**PROBLEM REQUIREMENTS**
Only the text of the records, copied exactly, is wanted; no pictures.
───── DATA FOR THE TASK ─────
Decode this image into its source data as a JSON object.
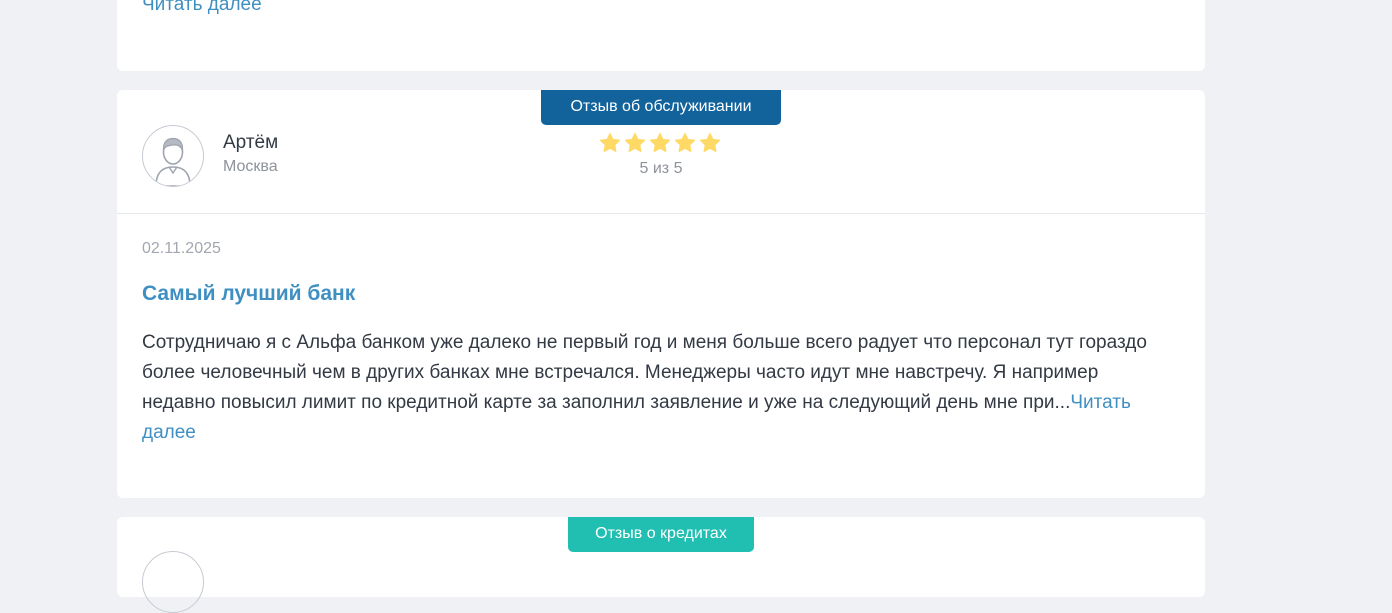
{
  "previous_review": {
    "read_more": "Читать далее"
  },
  "review": {
    "category_tag": "Отзыв об обслуживании",
    "author": {
      "name": "Артём",
      "city": "Москва",
      "avatar_icon": "user-avatar-icon"
    },
    "rating": {
      "value": 5,
      "max": 5,
      "label": "5 из 5",
      "star_color": "#ffd966",
      "star_icon": "star-icon"
    },
    "date": "02.11.2025",
    "title": "Самый лучший банк",
    "text": "Сотрудничаю я с Альфа банком уже далеко не первый год и меня больше всего радует что персонал тут гораздо более человечный чем в других банках мне встречался. Менеджеры часто идут мне навстречу. Я например недавно повысил лимит по кредитной карте за заполнил заявление и уже на следующий день мне при...",
    "read_more": "Читать далее"
  },
  "next_review": {
    "category_tag": "Отзыв о кредитах"
  },
  "colors": {
    "page_bg": "#eff1f4",
    "card_bg": "#ffffff",
    "accent_link": "#3f8fc2",
    "tag_service": "#12639c",
    "tag_credit": "#20bfb1",
    "muted_text": "#8d929b"
  }
}
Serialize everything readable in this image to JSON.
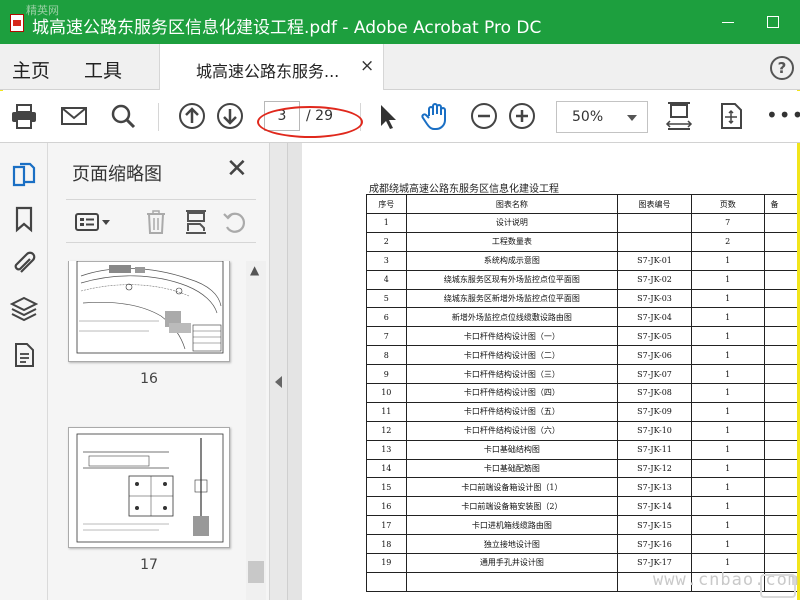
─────
**OUTPUT OF THE EXERCISE**
Decode this image into its source data as a JSON object.
{
  "previous_review": {
    "read_more": "Читать далее"
  },
  "review": {
    "category_tag": "Отзыв об обслуживании",
    "author": {
      "name": "Артём",
      "city": "Москва",
      "avatar_icon": "user-avatar-icon"
    },
    "rating": {
      "value": 5,
      "max": 5,
      "label": "5 из 5",
      "star_color": "#ffd966",
      "star_icon": "star-icon"
    },
    "date": "02.11.2025",
    "title": "Самый лучший банк",
    "text": "Сотрудничаю я с Альфа банком уже далеко не первый год и меня больше всего радует что персонал тут гораздо более человечный чем в других банках мне встречался. Менеджеры часто идут мне навстречу. Я например недавно повысил лимит по кредитной карте за заполнил заявление и уже на следующий день мне при...",
    "read_more": "Читать далее"
  },
  "next_review": {
    "category_tag": "Отзыв о кредитах"
  },
  "colors": {
    "page_bg": "#eff1f4",
    "card_bg": "#ffffff",
    "accent_link": "#3f8fc2",
    "tag_service": "#12639c",
    "tag_credit": "#20bfb1",
    "muted_text": "#8d929b"
  }
}
Serialize everything readable in this image to JSON.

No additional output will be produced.